> Aim of the task
Every record should be written out again in full, with no character altered.

> Provided records
☆ ☆ ☆ ☆
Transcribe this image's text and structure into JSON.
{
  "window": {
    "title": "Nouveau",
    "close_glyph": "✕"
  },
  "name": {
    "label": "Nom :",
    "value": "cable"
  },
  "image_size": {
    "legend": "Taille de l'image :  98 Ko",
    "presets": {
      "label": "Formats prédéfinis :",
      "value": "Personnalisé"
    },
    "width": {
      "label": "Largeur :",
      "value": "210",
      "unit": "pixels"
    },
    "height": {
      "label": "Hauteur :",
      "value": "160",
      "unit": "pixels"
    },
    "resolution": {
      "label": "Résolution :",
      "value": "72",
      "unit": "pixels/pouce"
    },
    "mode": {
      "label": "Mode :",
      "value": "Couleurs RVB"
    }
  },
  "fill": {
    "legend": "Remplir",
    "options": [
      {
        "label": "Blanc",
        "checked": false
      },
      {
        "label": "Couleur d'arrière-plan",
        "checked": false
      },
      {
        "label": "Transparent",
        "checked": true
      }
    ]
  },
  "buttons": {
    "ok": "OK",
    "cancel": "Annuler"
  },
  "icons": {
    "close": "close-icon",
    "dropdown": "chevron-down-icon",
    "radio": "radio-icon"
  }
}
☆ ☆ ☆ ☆
> Answer for this exercise
Transcribe this image's text and structure into JSON.
{
  "window": {
    "title": "Nouveau",
    "close_glyph": "✕"
  },
  "name": {
    "label": "Nom :",
    "value": "cable"
  },
  "image_size": {
    "legend": "Taille de l'image :  98 Ko",
    "presets": {
      "label": "Formats prédéfinis :",
      "value": "Personnalisé"
    },
    "width": {
      "label": "Largeur :",
      "value": "210",
      "unit": "pixels"
    },
    "height": {
      "label": "Hauteur :",
      "value": "160",
      "unit": "pixels"
    },
    "resolution": {
      "label": "Résolution :",
      "value": "72",
      "unit": "pixels/pouce"
    },
    "mode": {
      "label": "Mode :",
      "value": "Couleurs RVB"
    }
  },
  "fill": {
    "legend": "Remplir",
    "options": [
      {
        "label": "Blanc",
        "checked": false
      },
      {
        "label": "Couleur d'arrière-plan",
        "checked": false
      },
      {
        "label": "Transparent",
        "checked": true
      }
    ]
  },
  "buttons": {
    "ok": "OK",
    "cancel": "Annuler"
  },
  "icons": {
    "close": "close-icon",
    "dropdown": "chevron-down-icon",
    "radio": "radio-icon"
  }
}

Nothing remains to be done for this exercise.